Each line below that includes "data" counts once; report the total and nothing more.

> **Material for the task**
::::
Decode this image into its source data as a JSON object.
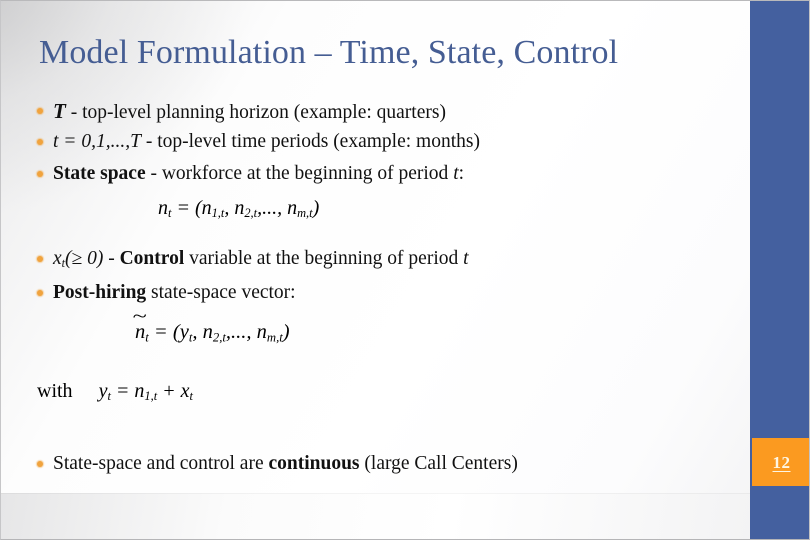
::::
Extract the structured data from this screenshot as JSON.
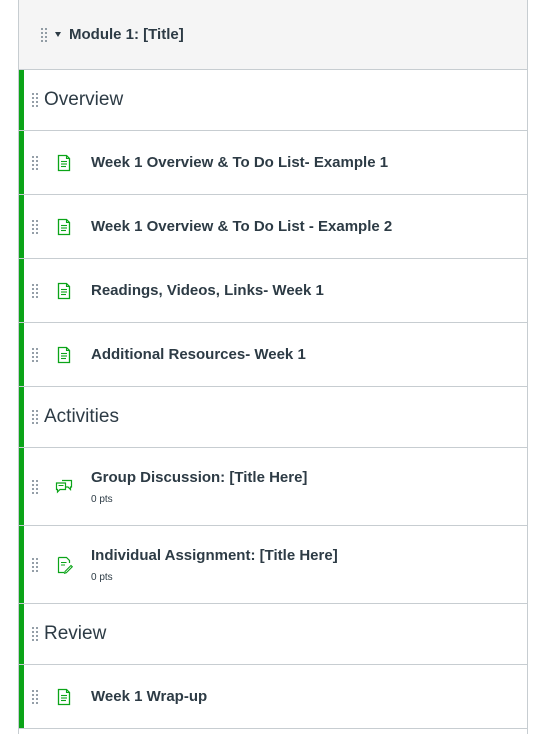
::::
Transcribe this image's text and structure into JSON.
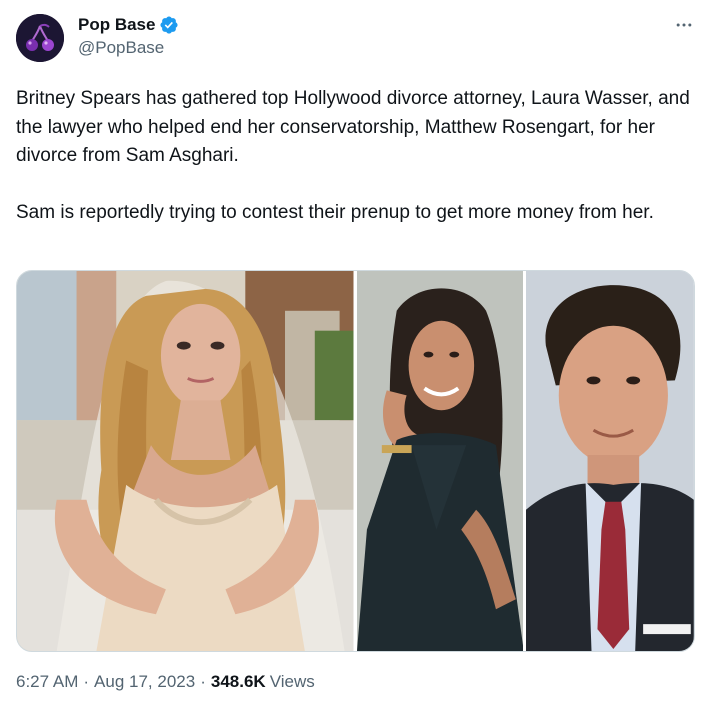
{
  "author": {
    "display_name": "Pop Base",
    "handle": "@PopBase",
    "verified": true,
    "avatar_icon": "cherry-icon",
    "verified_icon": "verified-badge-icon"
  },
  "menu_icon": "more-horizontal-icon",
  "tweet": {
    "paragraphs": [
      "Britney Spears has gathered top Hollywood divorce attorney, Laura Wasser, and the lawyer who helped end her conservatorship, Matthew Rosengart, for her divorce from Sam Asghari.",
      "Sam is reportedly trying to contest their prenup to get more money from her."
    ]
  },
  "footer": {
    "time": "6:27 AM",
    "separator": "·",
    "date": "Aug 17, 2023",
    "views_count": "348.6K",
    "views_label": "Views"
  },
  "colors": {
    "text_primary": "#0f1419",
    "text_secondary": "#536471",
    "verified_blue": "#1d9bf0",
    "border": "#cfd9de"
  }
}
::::
> **Response to the exercise**
2